Born and raised in Bryan, OH, Tader knew from a very young age that she wanted to be a performer. From dance recitals to church choirs, being on stage became a very prominent part of her life very quickly. After graduating high school, she went on to receive my B.A.C in Theatre with a Specialization in Musical Theatre in 2015 from Bowling Green State University (Go Falcons!). After working several performing jobs across Ohio for the past few years – she packed up my belongings and moved to Boston, MA.
Club 47 Calendar
Created by Byron Linardos
Located at 47 Mount Auburn Street, and later at 47 Palmer Street, Club 47 was a coffeehouse where students and residents first heard important socially conscious folk stars such as Joan Baez, Tom Rush and Bob Dylan. In 1970, the 47 Palmer Street coffeehouse, now called Passim, was lauded as the most important venue in the post-revival folk world. Today, in addition to holding over 400 concerts per year, Passim also operates a thriving school of music, teaching classes and workshops in everything from songwriting to voice to numerous acoustic instruments.
About FOLK New England

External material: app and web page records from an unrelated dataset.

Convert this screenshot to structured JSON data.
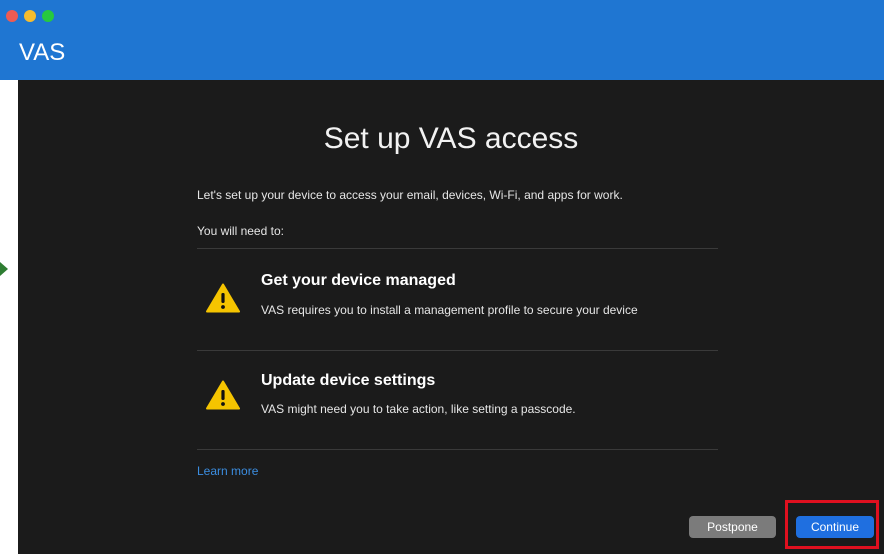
{
  "window": {
    "app_title": "VAS",
    "colors": {
      "titlebar": "#1f76d2",
      "background": "#1b1b1b",
      "accent": "#1f6fe0",
      "link": "#3b8de0",
      "warning": "#f5c400",
      "highlight_box": "#e0101f"
    },
    "traffic_lights": [
      "close-button",
      "minimize-button",
      "maximize-button"
    ]
  },
  "main": {
    "heading": "Set up VAS access",
    "intro": "Let's set up your device to access your email, devices, Wi-Fi, and apps for work.",
    "need_label": "You will need to:",
    "items": [
      {
        "icon": "warning-icon",
        "title": "Get your device managed",
        "description": "VAS requires you to install a management profile to secure your device"
      },
      {
        "icon": "warning-icon",
        "title": "Update device settings",
        "description": "VAS might need you to take action, like setting a passcode."
      }
    ],
    "learn_more": "Learn more"
  },
  "footer": {
    "postpone_label": "Postpone",
    "continue_label": "Continue"
  }
}
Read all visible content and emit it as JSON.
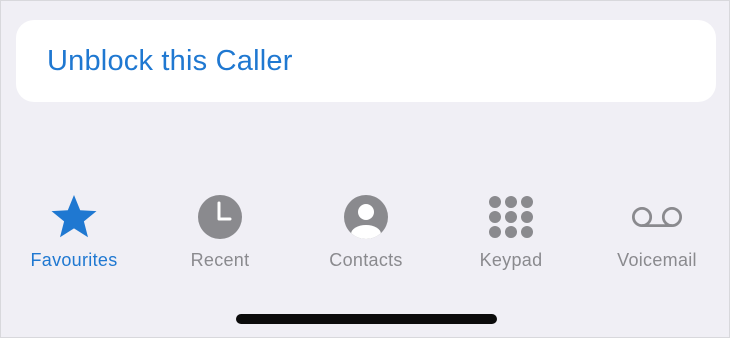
{
  "card": {
    "action_label": "Unblock this Caller"
  },
  "tabbar": {
    "tabs": [
      {
        "label": "Favourites",
        "icon": "star-icon",
        "active": true
      },
      {
        "label": "Recent",
        "icon": "clock-icon",
        "active": false
      },
      {
        "label": "Contacts",
        "icon": "person-circle-icon",
        "active": false
      },
      {
        "label": "Keypad",
        "icon": "keypad-icon",
        "active": false
      },
      {
        "label": "Voicemail",
        "icon": "voicemail-icon",
        "active": false
      }
    ]
  },
  "colors": {
    "accent": "#1f78d1",
    "inactive": "#8a8a8e",
    "background": "#f0eff5"
  }
}
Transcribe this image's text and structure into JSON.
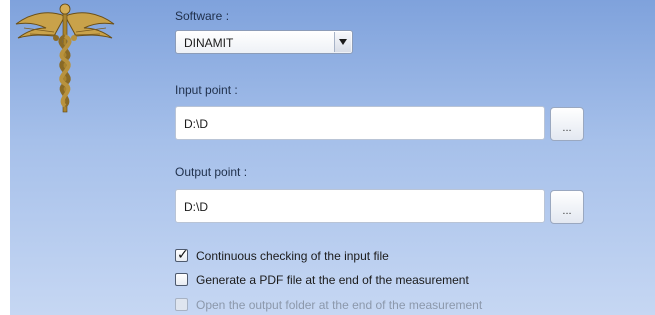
{
  "logo": {
    "icon": "caduceus-icon"
  },
  "software": {
    "label": "Software :",
    "selected": "DINAMIT"
  },
  "input_point": {
    "label": "Input point :",
    "value": "D:\\D",
    "browse_label": "..."
  },
  "output_point": {
    "label": "Output point :",
    "value": "D:\\D",
    "browse_label": "..."
  },
  "options": [
    {
      "label": "Continuous checking of the input file",
      "checked": true,
      "enabled": true
    },
    {
      "label": "Generate a PDF file at the end of the measurement",
      "checked": false,
      "enabled": true
    },
    {
      "label": "Open the output folder at the end of the measurement",
      "checked": false,
      "enabled": false
    }
  ],
  "colors": {
    "background_top": "#7fa2dc",
    "background_bottom": "#c6d7f3",
    "disabled_text": "#8c98ab"
  }
}
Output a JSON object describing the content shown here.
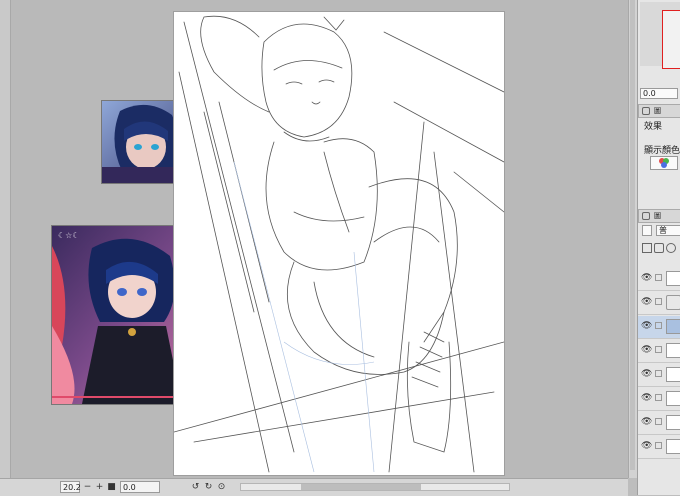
{
  "status_bar": {
    "zoom_value": "20.2",
    "zoom_out_label": "−",
    "zoom_in_label": "+",
    "rotation_value": "0.0"
  },
  "right_panel": {
    "nav_angle_value": "0.0",
    "effect_label": "效果",
    "display_color_label": "顯示顏色",
    "panel_tab_1": "圖",
    "panel_tab_2": "圖",
    "blend_mode_value": "普"
  },
  "layers": [
    {
      "thumb": "checker"
    },
    {
      "thumb": "folder"
    },
    {
      "thumb": "selected"
    },
    {
      "thumb": "blank"
    },
    {
      "thumb": "blank"
    },
    {
      "thumb": "blank"
    },
    {
      "thumb": "checker"
    },
    {
      "thumb": "white"
    }
  ],
  "colors": {
    "workspace": "#b9b9b9",
    "canvas": "#ffffff",
    "navigator_frame": "#e02020",
    "selected_layer": "#c7d6ea"
  },
  "icons": [
    "eye-icon",
    "lock-icon",
    "zoom-out-icon",
    "zoom-in-icon",
    "rotate-left-icon",
    "rotate-right-icon",
    "reset-rotation-icon",
    "color-wheel-icon",
    "folder-icon",
    "pen-icon"
  ]
}
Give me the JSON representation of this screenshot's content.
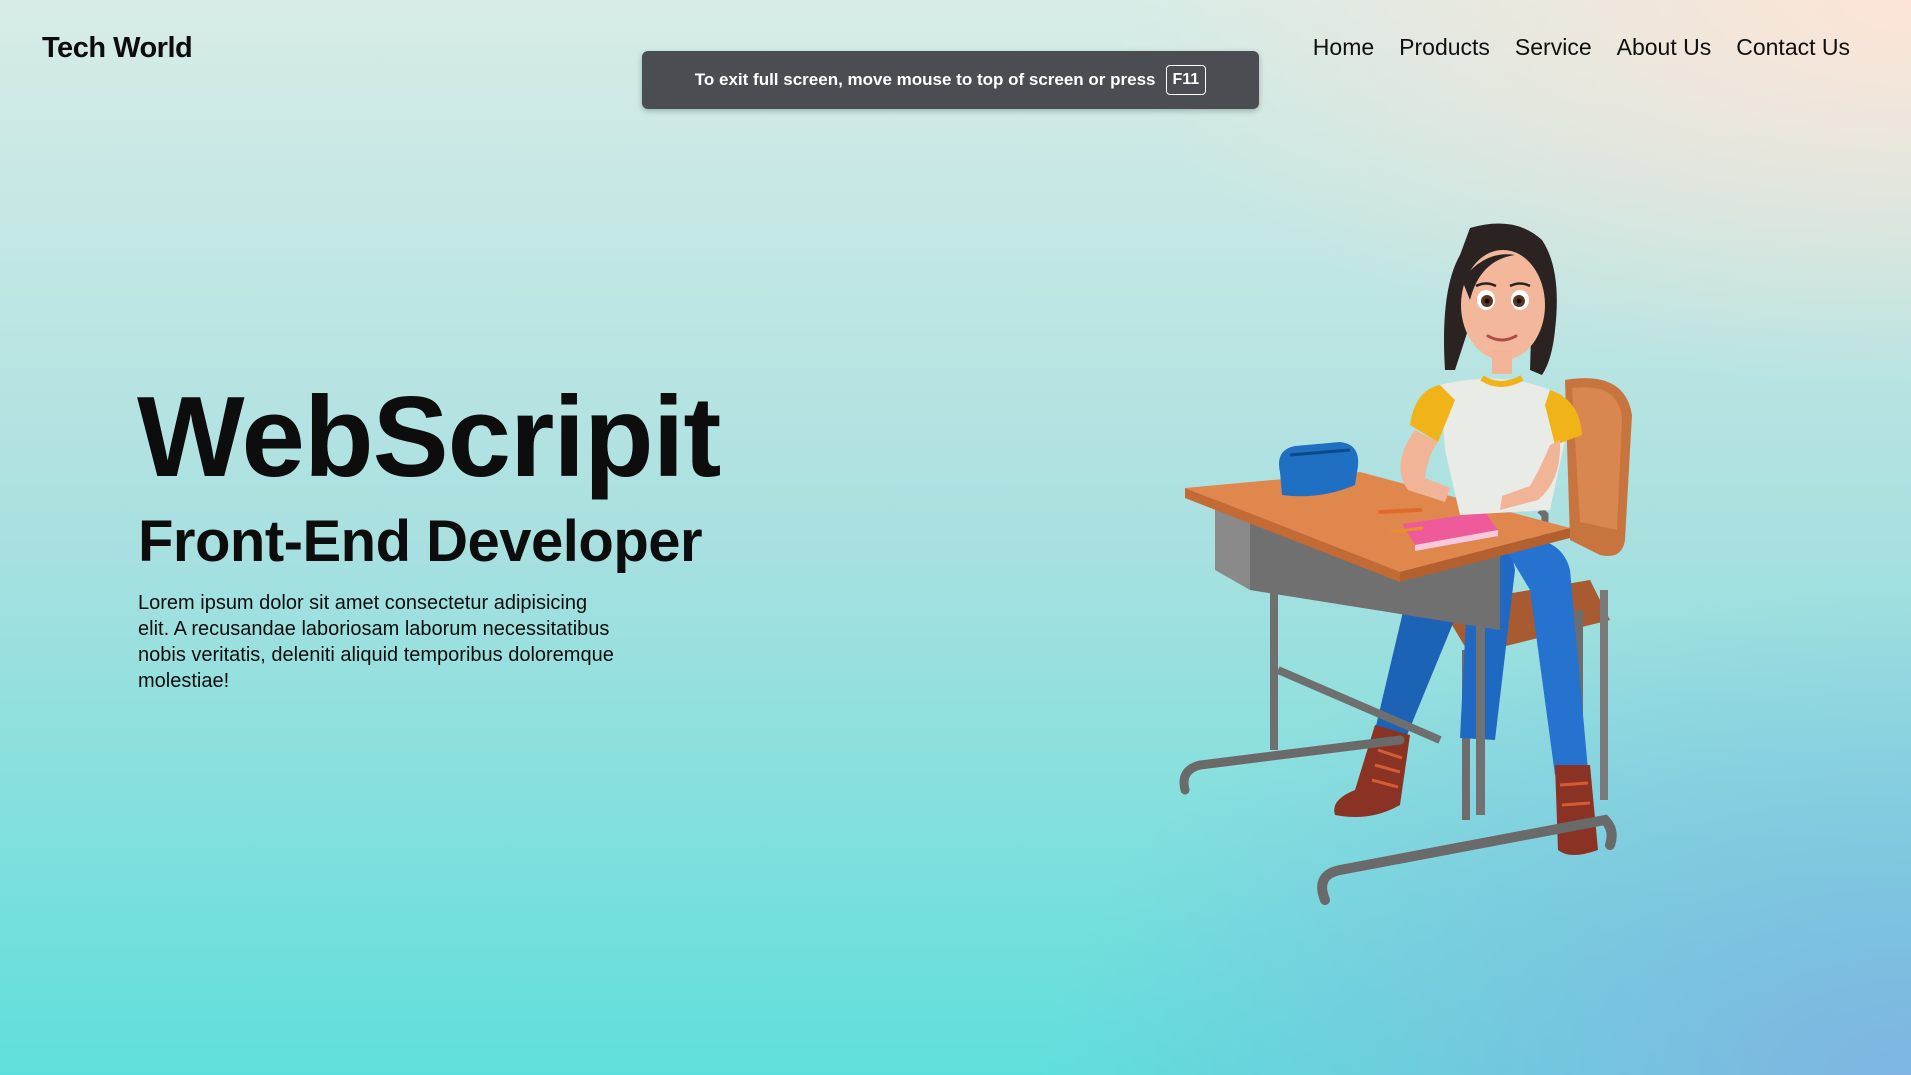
{
  "header": {
    "logo": "Tech World",
    "nav": [
      "Home",
      "Products",
      "Service",
      "About Us",
      "Contact Us"
    ]
  },
  "toast": {
    "message": "To exit full screen, move mouse to top of screen or press",
    "key": "F11"
  },
  "hero": {
    "title": "WebScripit",
    "subtitle": "Front-End Developer",
    "text": "Lorem ipsum dolor sit amet consectetur adipisicing elit. A recusandae laboriosam laborum necessitatibus nobis veritatis, deleniti aliquid temporibus doloremque molestiae!"
  },
  "illustration": {
    "icon": "student-at-desk-illustration"
  },
  "colors": {
    "background_top": "#d7ece7",
    "background_bottom": "#5fdfdb",
    "accent_peach": "#ffe4d6",
    "accent_blue": "#82b2e2",
    "toast_bg": "#4a4e52",
    "text": "#0d0d0d"
  }
}
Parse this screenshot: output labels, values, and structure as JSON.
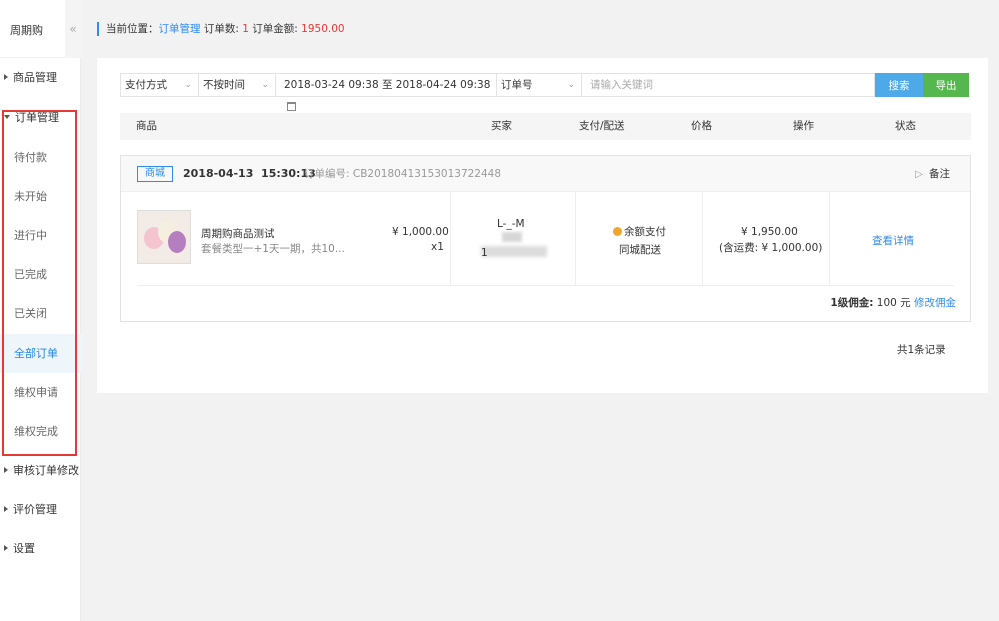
{
  "sidebar": {
    "brand": "周期购",
    "collapse_glyph": "«",
    "groups": {
      "goods": "商品管理",
      "orders": "订单管理",
      "audit": "审核订单修改",
      "reviews": "评价管理",
      "settings": "设置"
    },
    "order_items": [
      "待付款",
      "未开始",
      "进行中",
      "已完成",
      "已关闭",
      "全部订单",
      "维权申请",
      "维权完成"
    ],
    "active_item": "全部订单",
    "highlight_color": "#e53935"
  },
  "breadcrumb": {
    "prefix": "当前位置：",
    "page": "订单管理",
    "count_label": "订单数: ",
    "count_value": "1",
    "amount_label": "订单金额: ",
    "amount_value": "1950.00"
  },
  "filters": {
    "payment_method": "支付方式",
    "time_range": "不按时间",
    "date_range": "2018-03-24 09:38 至 2018-04-24 09:38",
    "search_field": "订单号",
    "keyword_placeholder": "请输入关键词",
    "search_button": "搜索",
    "export_button": "导出"
  },
  "table_headers": [
    "商品",
    "买家",
    "支付/配送",
    "价格",
    "操作",
    "状态"
  ],
  "order": {
    "source_tag": "商城",
    "date": "2018-04-13",
    "time": "15:30:13",
    "order_no_label": "订单编号: ",
    "order_no": "CB20180413153013722448",
    "remark": "备注",
    "product_name": "周期购商品测试",
    "product_desc": "套餐类型一+1天一期，共10...",
    "unit_price": "¥ 1,000.00",
    "quantity": "x1",
    "buyer_name": "L-_-M",
    "buyer_phone_visible": "1",
    "payment_type": "余额支付",
    "delivery_type": "同城配送",
    "total_price": "¥ 1,950.00",
    "freight_note": "(含运费: ¥ 1,000.00)",
    "action_link": "查看详情",
    "commission_label": "1级佣金:",
    "commission_value": "100 元",
    "commission_edit": "修改佣金"
  },
  "pagination": {
    "total_records": "共1条记录"
  },
  "colors": {
    "accent": "#2d8cf0",
    "search_button": "#4da9e8",
    "export_button": "#55b74e",
    "amount_red": "#e53935"
  }
}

FOLK New England is here to help us discover, explore and preserve the joys of the New England musical frontier. For over a decade, FOLK New England has been collecting and protecting hundreds of artifacts stretching back in time: tapes from coffeehouse performances and house parties, songs and photographs. From FOLK festivals, dances and concerts, rare vinyl records and the treasured spoken remembrances in print, audiotape, and videos. Progress has granted us potent new tools in technology and preservation, but time is of the essence as much of this material is subject to the vagaries of events, the deterioration of tape and paper, and the loss of memory about the times of revolution and revival, when we believed that music could be at the heart of building a better world.
Photo by John Cooke
For the past several years, our friends have contributed personal collections, supported the scanning of thousands of pages of key documents, including issues of the Boston Broadside from 1962 – 67 and donated funds for the digitization of rare records, and (most crucially) reels of recorded tapes. We hope you will join us, our volunteers, and our generous donors, in seeing to it that this good work moves forward.For information about this event and all events in Harvard Square, please visit harvardsquare.com.
Joan Baez and FOLK New England Founder Betsy SigginsPhoto by Rob Stegman